YOUR TASK: Out of the records below, copy all lines in which the word "icon" occurs.

--- RECORDS FOR THE EXERCISE ---

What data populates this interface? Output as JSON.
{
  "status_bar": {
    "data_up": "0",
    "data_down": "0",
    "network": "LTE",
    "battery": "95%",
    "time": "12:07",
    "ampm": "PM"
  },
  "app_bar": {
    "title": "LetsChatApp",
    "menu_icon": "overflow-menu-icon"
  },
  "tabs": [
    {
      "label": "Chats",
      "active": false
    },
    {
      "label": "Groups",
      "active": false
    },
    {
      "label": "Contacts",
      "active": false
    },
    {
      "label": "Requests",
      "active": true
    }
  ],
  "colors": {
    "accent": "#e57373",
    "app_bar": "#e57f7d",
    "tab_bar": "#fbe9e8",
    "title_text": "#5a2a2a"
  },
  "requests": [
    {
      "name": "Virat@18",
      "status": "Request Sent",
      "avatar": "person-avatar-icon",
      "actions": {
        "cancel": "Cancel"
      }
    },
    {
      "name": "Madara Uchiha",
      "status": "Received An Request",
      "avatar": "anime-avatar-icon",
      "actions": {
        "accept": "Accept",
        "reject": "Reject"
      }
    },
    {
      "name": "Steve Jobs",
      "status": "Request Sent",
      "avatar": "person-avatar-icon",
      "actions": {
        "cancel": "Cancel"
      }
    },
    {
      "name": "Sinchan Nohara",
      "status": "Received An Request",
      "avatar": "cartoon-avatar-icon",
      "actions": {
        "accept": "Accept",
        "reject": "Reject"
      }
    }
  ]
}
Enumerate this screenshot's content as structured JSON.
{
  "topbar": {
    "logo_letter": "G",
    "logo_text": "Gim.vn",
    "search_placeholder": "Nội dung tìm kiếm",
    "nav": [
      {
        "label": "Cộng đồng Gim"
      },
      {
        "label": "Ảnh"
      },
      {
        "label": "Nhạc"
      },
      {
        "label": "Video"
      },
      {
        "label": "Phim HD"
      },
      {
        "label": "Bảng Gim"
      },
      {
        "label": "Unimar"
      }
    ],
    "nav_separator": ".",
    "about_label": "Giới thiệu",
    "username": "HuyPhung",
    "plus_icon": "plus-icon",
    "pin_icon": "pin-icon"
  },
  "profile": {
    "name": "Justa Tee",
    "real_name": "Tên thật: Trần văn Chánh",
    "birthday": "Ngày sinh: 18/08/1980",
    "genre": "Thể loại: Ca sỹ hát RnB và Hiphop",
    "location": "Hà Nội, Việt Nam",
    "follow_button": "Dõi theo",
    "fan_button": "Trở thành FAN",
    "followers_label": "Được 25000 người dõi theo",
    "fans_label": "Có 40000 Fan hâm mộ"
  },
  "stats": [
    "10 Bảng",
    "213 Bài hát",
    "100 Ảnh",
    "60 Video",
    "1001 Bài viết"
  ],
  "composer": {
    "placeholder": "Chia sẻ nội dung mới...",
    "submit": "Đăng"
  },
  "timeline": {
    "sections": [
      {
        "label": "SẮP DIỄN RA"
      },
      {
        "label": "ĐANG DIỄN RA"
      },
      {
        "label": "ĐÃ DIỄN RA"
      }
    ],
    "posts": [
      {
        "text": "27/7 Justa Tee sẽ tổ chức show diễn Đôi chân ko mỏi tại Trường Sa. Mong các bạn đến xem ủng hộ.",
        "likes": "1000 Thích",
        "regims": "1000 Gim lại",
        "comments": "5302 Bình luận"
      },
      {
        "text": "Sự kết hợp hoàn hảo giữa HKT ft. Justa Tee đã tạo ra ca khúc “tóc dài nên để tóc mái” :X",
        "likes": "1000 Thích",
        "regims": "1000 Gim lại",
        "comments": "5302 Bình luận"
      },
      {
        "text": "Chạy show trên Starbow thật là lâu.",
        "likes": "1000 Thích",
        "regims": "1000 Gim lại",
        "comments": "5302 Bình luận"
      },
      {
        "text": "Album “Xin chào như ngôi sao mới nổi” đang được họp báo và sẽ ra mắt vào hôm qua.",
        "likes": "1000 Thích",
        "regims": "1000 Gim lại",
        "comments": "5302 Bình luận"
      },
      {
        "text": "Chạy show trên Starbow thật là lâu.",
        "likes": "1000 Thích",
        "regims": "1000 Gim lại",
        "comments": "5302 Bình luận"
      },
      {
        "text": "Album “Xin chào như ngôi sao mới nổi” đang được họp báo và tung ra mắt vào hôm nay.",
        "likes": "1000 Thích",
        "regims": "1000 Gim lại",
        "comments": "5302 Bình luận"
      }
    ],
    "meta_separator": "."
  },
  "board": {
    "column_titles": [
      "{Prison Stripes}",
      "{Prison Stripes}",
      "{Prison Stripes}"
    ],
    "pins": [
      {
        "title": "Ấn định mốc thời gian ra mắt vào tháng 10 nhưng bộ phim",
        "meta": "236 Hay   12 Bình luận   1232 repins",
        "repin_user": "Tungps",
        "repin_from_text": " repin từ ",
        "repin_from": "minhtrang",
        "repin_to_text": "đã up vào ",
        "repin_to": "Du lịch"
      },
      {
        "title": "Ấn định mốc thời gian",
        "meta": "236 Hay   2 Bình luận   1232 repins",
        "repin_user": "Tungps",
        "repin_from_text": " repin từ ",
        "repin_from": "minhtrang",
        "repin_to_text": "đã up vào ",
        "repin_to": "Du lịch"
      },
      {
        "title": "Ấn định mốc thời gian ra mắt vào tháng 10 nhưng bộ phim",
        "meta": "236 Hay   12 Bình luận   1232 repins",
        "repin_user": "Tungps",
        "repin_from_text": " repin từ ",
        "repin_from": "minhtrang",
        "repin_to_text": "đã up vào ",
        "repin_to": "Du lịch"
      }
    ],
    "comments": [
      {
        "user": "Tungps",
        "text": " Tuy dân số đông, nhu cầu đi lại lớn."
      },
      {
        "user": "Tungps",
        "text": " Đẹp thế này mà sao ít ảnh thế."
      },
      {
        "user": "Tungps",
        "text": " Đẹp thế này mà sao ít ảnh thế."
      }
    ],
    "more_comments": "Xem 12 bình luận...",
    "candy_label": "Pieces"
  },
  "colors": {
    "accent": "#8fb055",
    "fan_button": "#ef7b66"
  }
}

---

EXPECTED ANSWER:
    "menu_icon": "overflow-menu-icon"
      "avatar": "person-avatar-icon",
      "avatar": "anime-avatar-icon",
      "avatar": "person-avatar-icon",
      "avatar": "cartoon-avatar-icon",
    "plus_icon": "plus-icon",
    "pin_icon": "pin-icon"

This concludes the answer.